To this day all 40 million Flamengo fans insist they should have won the 2008 Copa Libertadores and then regained the World Club Championship by beating Manchester United in Tokio in December of that year. They still believe they were robbed by the timing of Parreira’s resignation and its knock-on effect on Santana
Certainly the team that did win that year’s Libertadores, LDU Quito of Ecuador, are probably the poorest team ever to win a Libertadores. The one minor but considerable consolation for Flamengo fans was that the team LDU beat in the Final was their hated rivals Fluminense. The story of that amazing final is told in another Letter from South America(The team that died from a broken heart). Let us just say here that if that Final were replayed another 99 times Fluminense would be expected to win 99 of them. However the gross injustice represented by the LDU victory at least spared Flamengo the humiliation of their hated rivals triumphing in their place. The feelings Flamengo fans have for Fluminense can make the feelings Celtic fans have for Rangers seem like positive regard.
Although Manchester United defeated LDU to win the World Club Cup in December 2008 their performance was not good enough to convince Flamengo fans that their club would not have won if they had been there.
The whole business had a sorry aftermath for Flamengo in the 2008 Brazilian Championship where they ended up by missing out by one place on a Libertadores spot that they probably deserved on merit.

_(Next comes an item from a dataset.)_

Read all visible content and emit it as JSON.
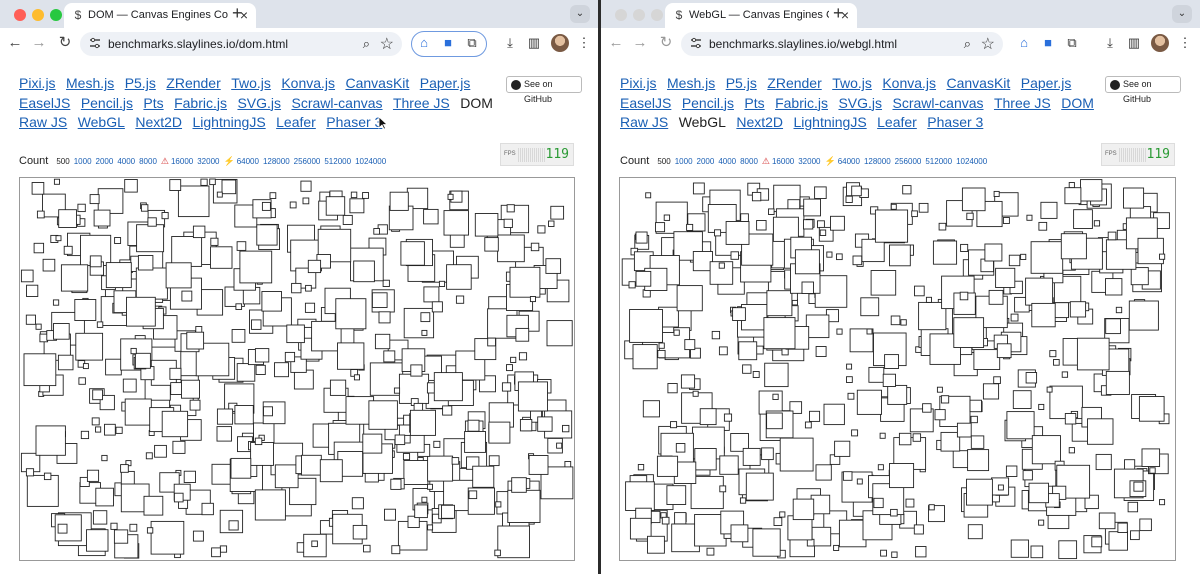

They started the 20009 Brazilian Championship badly and by the half way mark were down in 12th place. However they sacked their manager and brought in Andrade one of the midfield players from their golden era. With his sure touch on the bench and under the inspired leadership of the largely sober Adriano, come back to Rio to recover from his Inter Milan excesses and unhappiness, they gradually climbed up the table and in an amazing climax, after first Palmeiras and then Sao Paulo threw away golden chances to claim the title early, Flamengo won it with a victory over Gremio on the last day of the season. Adriano finished up joint top league goalscorer with 19 goals. Finally the best supported team in the world had ended 18 years in the title wilderness and claimed their 6th Brazilian League victory. Their fans are now confident that they can win the 2010 Copa Libertadores and remedy that awful shame of 2008. A future LSA will look at the 2010 Copa Libertadores field in more detail but certainly Flamengo are one of the eight teams that seem to have about an equal chance to win it.

Back in Brazil, Parreira returned to club management in Brazil, ironically enough with Fluminense. Many of the 40 million Flamengo fans gloated when he was sacked from that post in July 2009 with Fluminense in deep relegation trouble.
Even more ironically his next job turned out to be as Manager of South Africa. In October 2009 Joel Santana was sacked after his team’s 8th defeat in 9 friendly matches and it was to general astonishment a few days later that Carlos Alberto Parreira was unveiled as the new Manager. He claimed his wife’s health and the other family problems had been sorted and he was happy to return and lead the bafana bafana into the World Cup. He seems to have restored stability, enthusiasm and vigour to the squad and his experience should ensure the hosts do not disgrace themselves at the World Cup. However he does not have a hugely talented pool of players to work with and their most recent result was a 0-0 draw with Cruzeiro another of the 8 possible Libertadores winners. So even in a weak group with Mexico, Uruguay and France, South Africa will struggle to avoid becoming the first hosts not to qualify for the knock-out stages. But at least their new old manager will give them the best chance possible.

As for Joel Santana, he is back in Brazil, as manager of Rio club Botafogo. In February he led them to the Taca Guanabara, the first leg of the Rio State League, beating Flamengo 2-1 in the semi-final. With Flamengo more concerned with the Copa Libertadores, there is a good chance that Santana and Botafogo will take the State League title, won by Flamengo for the past 3 years. Maybe that day the butterfly wing reverberations will finally stop.